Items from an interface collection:
····················

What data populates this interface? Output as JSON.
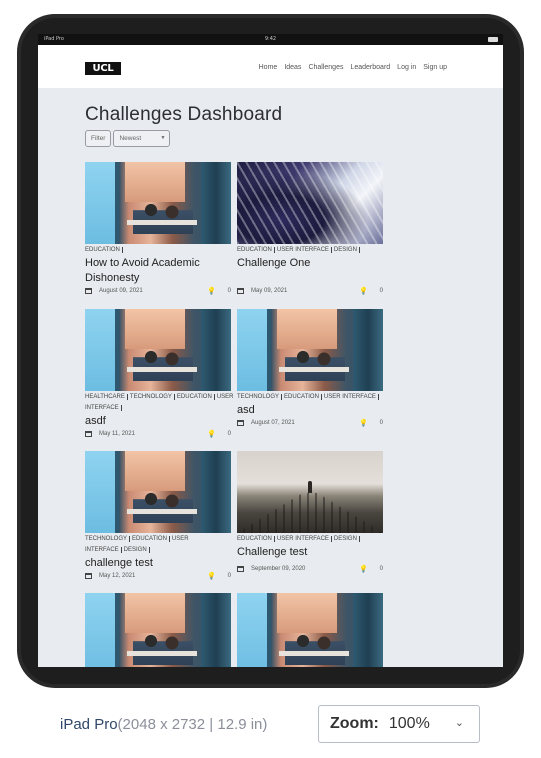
{
  "status_bar": {
    "left": "iPad Pro",
    "time": "9:42"
  },
  "nav": {
    "logo": "UCL",
    "links": [
      "Home",
      "Ideas",
      "Challenges",
      "Leaderboard",
      "Log in",
      "Sign up"
    ]
  },
  "page_title": "Challenges Dashboard",
  "filters": {
    "filter_label": "Filter",
    "sort_value": "Newest"
  },
  "cards": [
    {
      "image": "cafe",
      "tags": [
        "EDUCATION"
      ],
      "title": "How to Avoid Academic Dishonesty",
      "date": "August 09, 2021",
      "count": "0"
    },
    {
      "image": "library",
      "tags": [
        "EDUCATION",
        "USER INTERFACE",
        "DESIGN"
      ],
      "title": "Challenge One",
      "date": "May 09, 2021",
      "count": "0"
    },
    {
      "image": "cafe",
      "tags": [
        "HEALTHCARE",
        "TECHNOLOGY",
        "EDUCATION",
        "USER INTERFACE"
      ],
      "title": "asdf",
      "date": "May 11, 2021",
      "count": "0"
    },
    {
      "image": "cafe",
      "tags": [
        "TECHNOLOGY",
        "EDUCATION",
        "USER INTERFACE"
      ],
      "title": "asd",
      "date": "August 07, 2021",
      "count": "0"
    },
    {
      "image": "cafe",
      "tags": [
        "TECHNOLOGY",
        "EDUCATION",
        "USER INTERFACE",
        "DESIGN"
      ],
      "title": "challenge test",
      "date": "May 12, 2021",
      "count": "0"
    },
    {
      "image": "railway",
      "tags": [
        "EDUCATION",
        "USER INTERFACE",
        "DESIGN"
      ],
      "title": "Challenge test",
      "date": "September 09, 2020",
      "count": "0"
    },
    {
      "image": "cafe",
      "tags": [],
      "title": "",
      "date": "",
      "count": ""
    },
    {
      "image": "cafe",
      "tags": [],
      "title": "",
      "date": "",
      "count": ""
    }
  ],
  "device_caption": {
    "name": "iPad Pro",
    "dims": "(2048 x 2732 | 12.9 in)"
  },
  "zoom": {
    "label": "Zoom:",
    "value": "100%"
  }
}
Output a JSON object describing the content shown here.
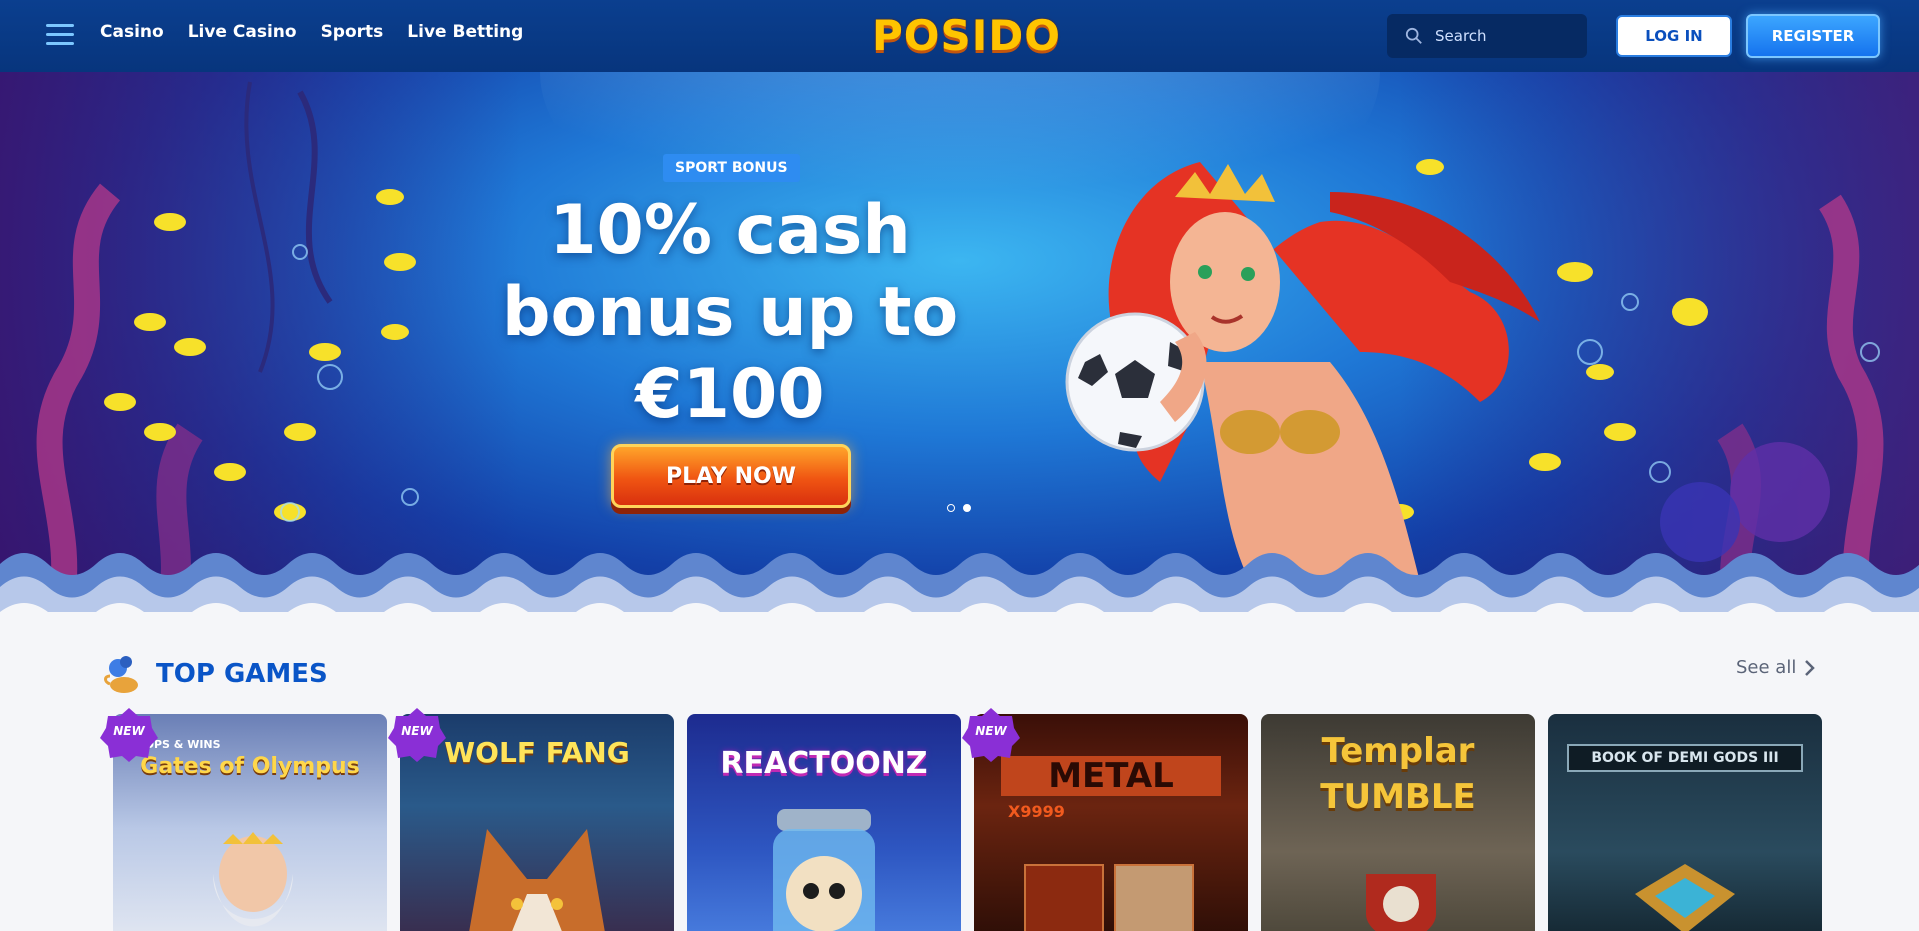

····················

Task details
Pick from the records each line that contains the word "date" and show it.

Result for this task
      "date": "August 09, 2021",
      "date": "May 09, 2021",
      "date": "May 11, 2021",
      "date": "August 07, 2021",
      "date": "May 12, 2021",
      "date": "September 09, 2020",
      "date": "",
      "date": "",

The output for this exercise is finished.